Roman Empire Granite & Marble’s showroom features many samples of natural and engineered stone, as well as vignettes that include sinks and faucets. Additionally, a tasteful display of ceramic tile is represented, mostly in backsplashes. “We occasionally have designers show up with customers, but nine times out of ten, customers come in by themselves. Jackie will meet with them. She is really good at knowing the trends, putting the colors together and answering the questions they have.
Managing the Customer Relationship
“I think the best thing you can do with a customer is to educate them on the products they want to purchase. The more they know about it, the better it is for them. I also think that showing the pluses and minuses of the product is a big advantage. That little bit of time you spend just talking about the products makes them feel good and makes all the difference. Instead of just taking them over to the samples and asking them what they think of it, we take the time to explain what granite is, what engineered stone is and what the differences are. Most go with us, but if they don’t at least we know we went the whole nine yards, and I feel good about that. I know that’s how I’d want to be treated. They really appreciate it, and many say that at the end of their visit.”
A Five Star Future
Mike continued, “The business climate in Struthers, Ohio, is not too bad. There are about five other fabricators in the area, so it’s not saturated. Overall, it’s a good market, and we had steady work all of last year.
“As far as our plans down the road, I want to get a little bigger, but not too much bigger, so we can keep our hands on it. We will be making a little more room in the shop, and as the work comes in we’ll hire a few more fabricators. Someday I’d love to have a CNC, but until then, if we can grow the volume a little more, I’ll just take the money and buy another tool. I won’t go and buy a lot of tools or equipment hoping that the phone rings. Doing that only sets you up for failure.
“Our main goal is not to be the biggest shop — just the best. I truly want our customers to say that Roman Empire Granite & Marble not only did a great job in fabrication, they treated us like family, took the time to educate us and went above and beyond to make us happy. My dad would always tell us, ‘Just go the extra mile and that will always stand out in the customers’ mind. Take the extra time, and they will appreciate it!’”
So fabricators — here’s a suggestion: why not design and market your own signature edge? If you’re willing to change the rules, Braxton-Bragg has the tools.
For more information on Roman Empire Granite & Marble visit www.yourtilecenter.net .
The J-Wave Signature Edge
Jason Heard is not shy about sharing his signature edge with other interested fabricators.

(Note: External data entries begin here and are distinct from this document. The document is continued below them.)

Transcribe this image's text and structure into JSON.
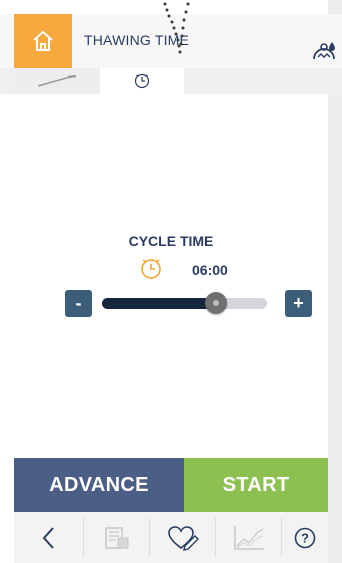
{
  "header": {
    "title": "THAWING TIME",
    "home_icon": "home-icon",
    "right_icon": "person-drop-icon"
  },
  "tabs": [
    {
      "icon": "probe-icon",
      "active": false
    },
    {
      "icon": "clock-icon",
      "active": true
    }
  ],
  "main": {
    "cycle_title": "CYCLE TIME",
    "time_value": "06:00",
    "minus_label": "-",
    "plus_label": "+",
    "slider_level": 0.69,
    "clock_color": "#f0a530"
  },
  "actions": {
    "advance_label": "ADVANCE",
    "start_label": "START",
    "advance_color": "#4b5e86",
    "start_color": "#8cc152"
  },
  "toolbar": {
    "items": [
      {
        "icon": "back-icon"
      },
      {
        "icon": "recipe-book-icon"
      },
      {
        "icon": "favorite-edit-icon"
      },
      {
        "icon": "chart-icon"
      },
      {
        "icon": "help-icon",
        "label": "?"
      }
    ]
  },
  "colors": {
    "accent": "#f7a83c",
    "text": "#2a3c62"
  }
}
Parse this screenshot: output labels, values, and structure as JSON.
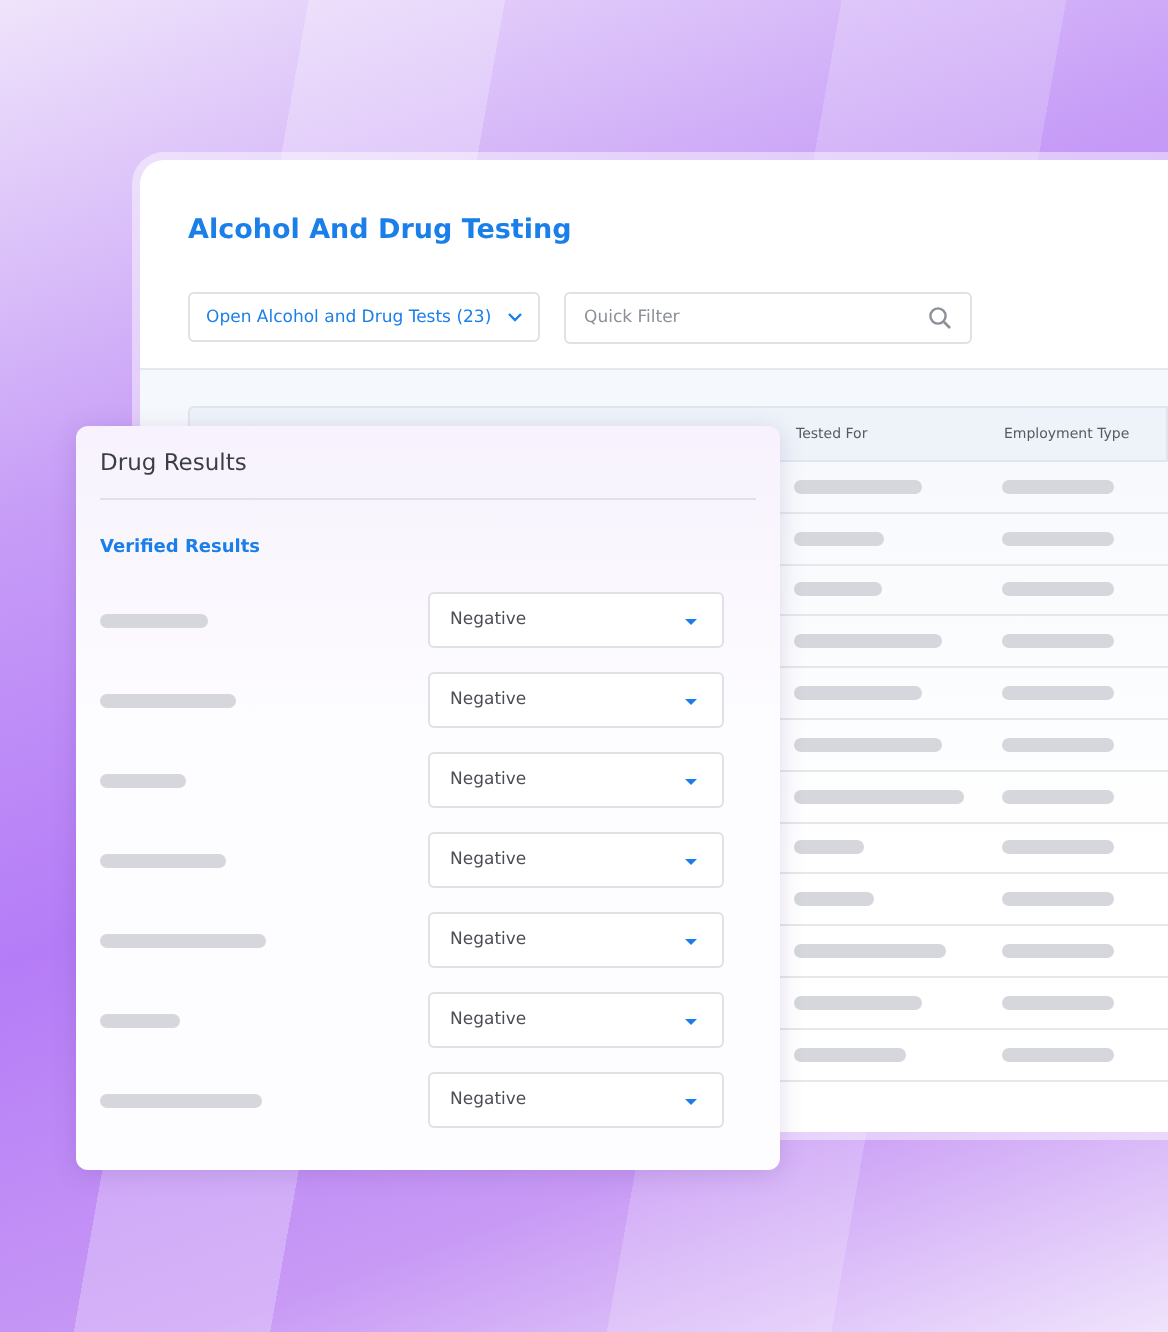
{
  "main_panel": {
    "title": "Alcohol And Drug Testing",
    "filter_dropdown": {
      "value": "Open Alcohol and Drug Tests (23)"
    },
    "quick_filter": {
      "placeholder": "Quick Filter"
    },
    "table": {
      "columns": [
        "Tested For",
        "Employment Type"
      ]
    }
  },
  "drug_results": {
    "title": "Drug Results",
    "section": "Verified Results",
    "rows": [
      {
        "value": "Negative"
      },
      {
        "value": "Negative"
      },
      {
        "value": "Negative"
      },
      {
        "value": "Negative"
      },
      {
        "value": "Negative"
      },
      {
        "value": "Negative"
      },
      {
        "value": "Negative"
      }
    ]
  }
}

First, Jason takes his adjustable square set at 3/8 of an inch and makes a pencil line along the full length of the countertop top and bottom. He then marks the top and bottom every three to five inches, depending on the desired look.
Jason then alternates the depth of each bevel, going 3/8 inch to 1/4 inch over and along the entire length of the top, while staggering the same combination along the bottom edge.
When all those bevels are joined together, it makes one continuous wave and looks awesome, according to Jason. Each one is hand-fabricated, so no two are exactly alike. Customers love the fact that they are getting something unique, which is a great up-selling tool.